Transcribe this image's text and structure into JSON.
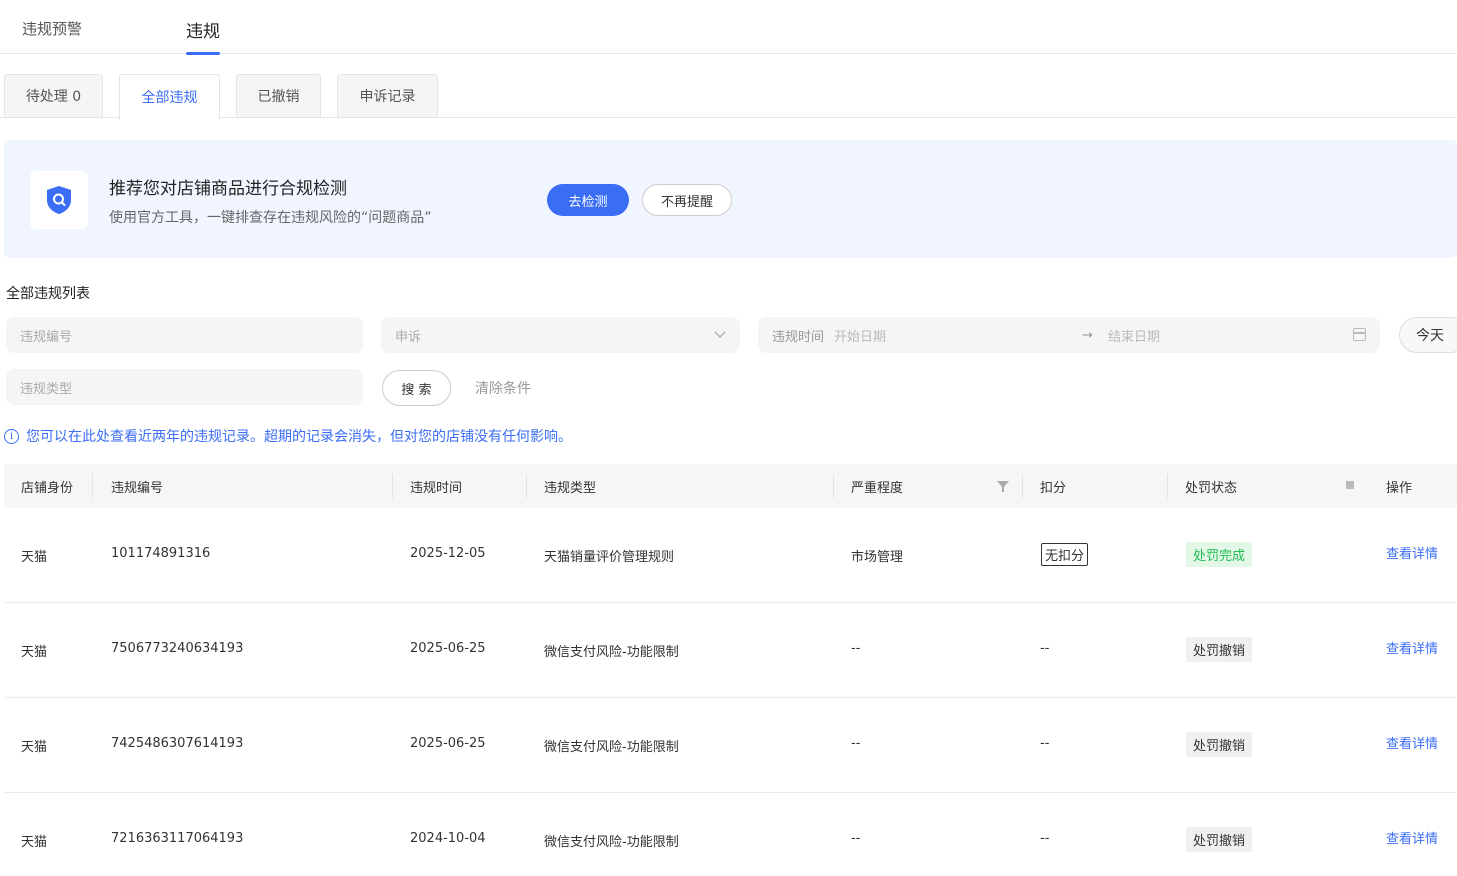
{
  "top_tabs": [
    "违规预警",
    "违规"
  ],
  "sub_tabs": [
    "待处理 0",
    "全部违规",
    "已撤销",
    "申诉记录"
  ],
  "banner": {
    "title": "推荐您对店铺商品进行合规检测",
    "subtitle": "使用官方工具，一键排查存在违规风险的“问题商品”",
    "primary_button": "去检测",
    "secondary_button": "不再提醒",
    "icon": "shield-search-icon",
    "accent": "#3b6ef5"
  },
  "filters": {
    "section_title": "全部违规列表",
    "violation_id_placeholder": "违规编号",
    "appeal_placeholder": "申诉",
    "date_label": "违规时间",
    "date_start_placeholder": "开始日期",
    "date_end_placeholder": "结束日期",
    "today_button": "今天",
    "violation_type_placeholder": "违规类型",
    "search_button": "搜 索",
    "clear_button": "清除条件"
  },
  "notice": "您可以在此处查看近两年的违规记录。超期的记录会消失，但对您的店铺没有任何影响。",
  "table": {
    "columns": [
      "店铺身份",
      "违规编号",
      "违规时间",
      "违规类型",
      "严重程度",
      "扣分",
      "处罚状态",
      "操作"
    ],
    "rows": [
      {
        "shop": "天猫",
        "id": "101174891316",
        "date": "2025-12-05",
        "type": "天猫销量评价管理规则",
        "severity": "市场管理",
        "points": "无扣分",
        "status": "处罚完成",
        "action": "查看详情"
      },
      {
        "shop": "天猫",
        "id": "7506773240634193",
        "date": "2025-06-25",
        "type": "微信支付风险-功能限制",
        "severity": "--",
        "points": "--",
        "status": "处罚撤销",
        "action": "查看详情"
      },
      {
        "shop": "天猫",
        "id": "7425486307614193",
        "date": "2025-06-25",
        "type": "微信支付风险-功能限制",
        "severity": "--",
        "points": "--",
        "status": "处罚撤销",
        "action": "查看详情"
      },
      {
        "shop": "天猫",
        "id": "7216363117064193",
        "date": "2024-10-04",
        "type": "微信支付风险-功能限制",
        "severity": "--",
        "points": "--",
        "status": "处罚撤销",
        "action": "查看详情"
      }
    ]
  }
}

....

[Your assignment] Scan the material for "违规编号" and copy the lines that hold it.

[Exercise response]
    "violation_id_placeholder": "违规编号",
      "违规编号",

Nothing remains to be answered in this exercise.